An exact repetition of the records is required. Leave nothing out.
** Record extracts follows **
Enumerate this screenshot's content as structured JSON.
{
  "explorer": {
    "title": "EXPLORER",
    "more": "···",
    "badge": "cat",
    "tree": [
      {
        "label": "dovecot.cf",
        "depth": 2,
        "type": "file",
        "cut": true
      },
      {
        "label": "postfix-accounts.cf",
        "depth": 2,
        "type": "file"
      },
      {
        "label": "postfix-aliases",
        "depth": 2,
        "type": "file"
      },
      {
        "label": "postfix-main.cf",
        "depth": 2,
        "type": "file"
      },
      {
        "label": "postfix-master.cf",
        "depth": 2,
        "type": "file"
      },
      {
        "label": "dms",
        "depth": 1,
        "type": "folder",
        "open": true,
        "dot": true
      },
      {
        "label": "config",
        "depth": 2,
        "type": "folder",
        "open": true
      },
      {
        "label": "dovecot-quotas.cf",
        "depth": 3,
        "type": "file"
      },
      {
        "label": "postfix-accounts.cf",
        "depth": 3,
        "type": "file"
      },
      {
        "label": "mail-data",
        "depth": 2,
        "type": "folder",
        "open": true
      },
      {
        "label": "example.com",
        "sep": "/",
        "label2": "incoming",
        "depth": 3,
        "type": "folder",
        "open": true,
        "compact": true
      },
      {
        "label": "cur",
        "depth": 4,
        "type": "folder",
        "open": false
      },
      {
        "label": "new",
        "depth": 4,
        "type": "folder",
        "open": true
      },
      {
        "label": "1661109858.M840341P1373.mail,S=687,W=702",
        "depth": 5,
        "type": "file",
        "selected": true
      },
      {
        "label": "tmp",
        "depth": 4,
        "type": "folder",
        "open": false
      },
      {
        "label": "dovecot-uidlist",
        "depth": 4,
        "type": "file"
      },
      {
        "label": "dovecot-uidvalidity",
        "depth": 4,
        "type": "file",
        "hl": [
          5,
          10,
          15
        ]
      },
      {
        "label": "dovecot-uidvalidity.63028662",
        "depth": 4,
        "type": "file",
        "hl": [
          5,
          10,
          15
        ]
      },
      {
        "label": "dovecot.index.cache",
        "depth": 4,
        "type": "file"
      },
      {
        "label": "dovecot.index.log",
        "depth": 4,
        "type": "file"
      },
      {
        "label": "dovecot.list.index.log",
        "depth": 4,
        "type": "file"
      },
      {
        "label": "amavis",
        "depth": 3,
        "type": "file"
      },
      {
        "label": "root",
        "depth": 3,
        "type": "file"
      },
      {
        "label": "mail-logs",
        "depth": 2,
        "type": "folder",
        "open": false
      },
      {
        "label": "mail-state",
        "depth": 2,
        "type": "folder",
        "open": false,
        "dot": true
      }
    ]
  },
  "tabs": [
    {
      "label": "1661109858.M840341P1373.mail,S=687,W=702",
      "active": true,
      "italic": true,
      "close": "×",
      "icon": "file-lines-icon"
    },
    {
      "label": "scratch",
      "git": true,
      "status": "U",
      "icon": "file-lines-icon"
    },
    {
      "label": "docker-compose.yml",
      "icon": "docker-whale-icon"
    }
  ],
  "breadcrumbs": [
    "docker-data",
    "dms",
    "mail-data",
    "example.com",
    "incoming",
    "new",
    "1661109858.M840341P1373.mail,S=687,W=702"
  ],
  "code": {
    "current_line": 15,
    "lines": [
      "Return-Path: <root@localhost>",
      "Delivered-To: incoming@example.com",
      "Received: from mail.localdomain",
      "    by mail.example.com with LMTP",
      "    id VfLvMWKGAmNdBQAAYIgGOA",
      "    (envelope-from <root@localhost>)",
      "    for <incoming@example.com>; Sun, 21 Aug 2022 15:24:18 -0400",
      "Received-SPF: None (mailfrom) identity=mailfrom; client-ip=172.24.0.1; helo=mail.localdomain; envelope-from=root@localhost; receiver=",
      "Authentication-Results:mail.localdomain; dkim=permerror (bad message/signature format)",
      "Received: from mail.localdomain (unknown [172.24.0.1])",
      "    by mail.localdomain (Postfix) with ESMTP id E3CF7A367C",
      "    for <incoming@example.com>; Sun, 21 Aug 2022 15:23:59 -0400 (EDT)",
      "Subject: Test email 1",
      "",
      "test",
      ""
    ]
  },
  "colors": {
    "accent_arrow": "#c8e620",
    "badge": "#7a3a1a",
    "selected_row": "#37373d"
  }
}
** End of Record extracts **
- _Exercise answer_:
Enumerate this screenshot's content as structured JSON.
{
  "explorer": {
    "title": "EXPLORER",
    "more": "···",
    "badge": "cat",
    "tree": [
      {
        "label": "dovecot.cf",
        "depth": 2,
        "type": "file",
        "cut": true
      },
      {
        "label": "postfix-accounts.cf",
        "depth": 2,
        "type": "file"
      },
      {
        "label": "postfix-aliases",
        "depth": 2,
        "type": "file"
      },
      {
        "label": "postfix-main.cf",
        "depth": 2,
        "type": "file"
      },
      {
        "label": "postfix-master.cf",
        "depth": 2,
        "type": "file"
      },
      {
        "label": "dms",
        "depth": 1,
        "type": "folder",
        "open": true,
        "dot": true
      },
      {
        "label": "config",
        "depth": 2,
        "type": "folder",
        "open": true
      },
      {
        "label": "dovecot-quotas.cf",
        "depth": 3,
        "type": "file"
      },
      {
        "label": "postfix-accounts.cf",
        "depth": 3,
        "type": "file"
      },
      {
        "label": "mail-data",
        "depth": 2,
        "type": "folder",
        "open": true
      },
      {
        "label": "example.com",
        "sep": "/",
        "label2": "incoming",
        "depth": 3,
        "type": "folder",
        "open": true,
        "compact": true
      },
      {
        "label": "cur",
        "depth": 4,
        "type": "folder",
        "open": false
      },
      {
        "label": "new",
        "depth": 4,
        "type": "folder",
        "open": true
      },
      {
        "label": "1661109858.M840341P1373.mail,S=687,W=702",
        "depth": 5,
        "type": "file",
        "selected": true
      },
      {
        "label": "tmp",
        "depth": 4,
        "type": "folder",
        "open": false
      },
      {
        "label": "dovecot-uidlist",
        "depth": 4,
        "type": "file"
      },
      {
        "label": "dovecot-uidvalidity",
        "depth": 4,
        "type": "file",
        "hl": [
          5,
          10,
          15
        ]
      },
      {
        "label": "dovecot-uidvalidity.63028662",
        "depth": 4,
        "type": "file",
        "hl": [
          5,
          10,
          15
        ]
      },
      {
        "label": "dovecot.index.cache",
        "depth": 4,
        "type": "file"
      },
      {
        "label": "dovecot.index.log",
        "depth": 4,
        "type": "file"
      },
      {
        "label": "dovecot.list.index.log",
        "depth": 4,
        "type": "file"
      },
      {
        "label": "amavis",
        "depth": 3,
        "type": "file"
      },
      {
        "label": "root",
        "depth": 3,
        "type": "file"
      },
      {
        "label": "mail-logs",
        "depth": 2,
        "type": "folder",
        "open": false
      },
      {
        "label": "mail-state",
        "depth": 2,
        "type": "folder",
        "open": false,
        "dot": true
      }
    ]
  },
  "tabs": [
    {
      "label": "1661109858.M840341P1373.mail,S=687,W=702",
      "active": true,
      "italic": true,
      "close": "×",
      "icon": "file-lines-icon"
    },
    {
      "label": "scratch",
      "git": true,
      "status": "U",
      "icon": "file-lines-icon"
    },
    {
      "label": "docker-compose.yml",
      "icon": "docker-whale-icon"
    }
  ],
  "breadcrumbs": [
    "docker-data",
    "dms",
    "mail-data",
    "example.com",
    "incoming",
    "new",
    "1661109858.M840341P1373.mail,S=687,W=702"
  ],
  "code": {
    "current_line": 15,
    "lines": [
      "Return-Path: <root@localhost>",
      "Delivered-To: incoming@example.com",
      "Received: from mail.localdomain",
      "    by mail.example.com with LMTP",
      "    id VfLvMWKGAmNdBQAAYIgGOA",
      "    (envelope-from <root@localhost>)",
      "    for <incoming@example.com>; Sun, 21 Aug 2022 15:24:18 -0400",
      "Received-SPF: None (mailfrom) identity=mailfrom; client-ip=172.24.0.1; helo=mail.localdomain; envelope-from=root@localhost; receiver=",
      "Authentication-Results:mail.localdomain; dkim=permerror (bad message/signature format)",
      "Received: from mail.localdomain (unknown [172.24.0.1])",
      "    by mail.localdomain (Postfix) with ESMTP id E3CF7A367C",
      "    for <incoming@example.com>; Sun, 21 Aug 2022 15:23:59 -0400 (EDT)",
      "Subject: Test email 1",
      "",
      "test",
      ""
    ]
  },
  "colors": {
    "accent_arrow": "#c8e620",
    "badge": "#7a3a1a",
    "selected_row": "#37373d"
  }
}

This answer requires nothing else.